Here’s something Steinbeck wrote in his journal about a year after he published Of Mice and Men:
In every bit of honest writing in the world there is a base theme. Try to understand men; if you understand each other you will be kind to each other. Knowing a man well never leads to hate and nearly always leads to love. There are shorter means, many of them. There is writing promoting social change, writing punishing injustice, writing in celebration of heroism, but always that base theme. Try to understand each other.
If I think of my life in terms of plans, and plans gang aft agley, it makes about as much sense as a street map of downtown Boston. I’ve gone from being a pastor to a chaplain to a youth minister to a high school English teacher to a chef, with a couple of detours here and there. I’ve not gotten rich, to say the least. If life is some sort of distinguishable path, I’m hard pressed to show mine as a success. The good news is I don’t think of life that way. Life, to use a borrowed phrase, is a journey without maps. We have to pay attention to the people around us in order to find our way.
Every chapter of my life has been filled with those who have offered love and encouragement far more profound than I have deserved, as well as forgiveness. As we close in on twenty years of marriage (this April!), I feel more than ever what I have said before: whatever any kind of final judgment may look like, I believe simply saying, “I was with her,” will be enough to validate my existence, for she is the love of my life.
I have had plans along the way; I still have some. To this point, none of them has worked out as I either hoped or expected.
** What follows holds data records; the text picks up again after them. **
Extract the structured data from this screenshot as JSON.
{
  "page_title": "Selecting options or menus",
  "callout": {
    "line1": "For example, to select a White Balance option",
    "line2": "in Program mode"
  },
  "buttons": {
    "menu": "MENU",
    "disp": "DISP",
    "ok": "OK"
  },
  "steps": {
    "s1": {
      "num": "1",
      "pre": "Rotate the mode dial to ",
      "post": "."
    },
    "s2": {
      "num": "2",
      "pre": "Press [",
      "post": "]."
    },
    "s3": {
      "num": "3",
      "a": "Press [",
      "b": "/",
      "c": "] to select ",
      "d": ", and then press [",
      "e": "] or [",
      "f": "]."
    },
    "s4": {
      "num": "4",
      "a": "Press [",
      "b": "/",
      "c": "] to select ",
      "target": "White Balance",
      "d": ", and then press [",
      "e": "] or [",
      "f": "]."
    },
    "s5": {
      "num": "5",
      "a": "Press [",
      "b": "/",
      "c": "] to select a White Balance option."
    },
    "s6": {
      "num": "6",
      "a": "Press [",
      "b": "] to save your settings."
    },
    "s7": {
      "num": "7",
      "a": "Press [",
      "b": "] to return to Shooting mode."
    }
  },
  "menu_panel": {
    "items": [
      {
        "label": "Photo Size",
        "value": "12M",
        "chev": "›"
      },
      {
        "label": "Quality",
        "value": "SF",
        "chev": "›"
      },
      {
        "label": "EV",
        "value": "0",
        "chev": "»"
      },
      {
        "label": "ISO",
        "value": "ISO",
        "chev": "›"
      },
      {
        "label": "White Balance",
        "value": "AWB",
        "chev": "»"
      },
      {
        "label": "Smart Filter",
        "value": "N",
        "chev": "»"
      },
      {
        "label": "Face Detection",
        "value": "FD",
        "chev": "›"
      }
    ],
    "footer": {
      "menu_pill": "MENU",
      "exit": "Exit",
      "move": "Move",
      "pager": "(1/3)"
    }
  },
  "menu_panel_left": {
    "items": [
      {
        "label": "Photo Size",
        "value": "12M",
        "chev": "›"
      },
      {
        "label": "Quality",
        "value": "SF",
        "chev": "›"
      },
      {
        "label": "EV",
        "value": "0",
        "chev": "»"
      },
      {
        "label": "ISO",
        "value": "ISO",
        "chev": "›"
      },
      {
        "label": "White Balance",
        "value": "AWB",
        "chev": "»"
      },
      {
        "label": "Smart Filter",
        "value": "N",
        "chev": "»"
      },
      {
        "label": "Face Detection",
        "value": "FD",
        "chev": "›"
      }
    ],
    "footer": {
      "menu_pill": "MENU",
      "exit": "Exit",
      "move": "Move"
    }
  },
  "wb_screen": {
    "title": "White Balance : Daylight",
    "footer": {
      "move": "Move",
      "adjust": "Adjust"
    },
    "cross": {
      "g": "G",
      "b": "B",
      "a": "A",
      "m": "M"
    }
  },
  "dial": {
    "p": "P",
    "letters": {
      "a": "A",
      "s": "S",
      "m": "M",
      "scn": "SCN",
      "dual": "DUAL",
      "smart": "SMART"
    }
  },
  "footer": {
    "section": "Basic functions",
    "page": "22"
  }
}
Still, I spent the evening cooking with Abel and Arnaldo and came home to Ginger and the Schnauzers, so I understand exactly what George was saying: I got a future because somebody gives a damn about me.
What an excellent post, Milton, especially now for me. My 53rd birthday is in 2 weeks; I just lost my Mother. I wish I had had the courage you’ve demonstrated to change careers, shake things up, take “the road not taken”; I’ve had a nice career (it’s not over, I hope, merely detoured), but I can’t say I’m rich (or richer) for it. However, like you, I’m rich in the way it counts: friends and family who love me.
I’m glad you reminded me of that today.
Deep and beautiful, and just what I needed today. Thanks, Milton.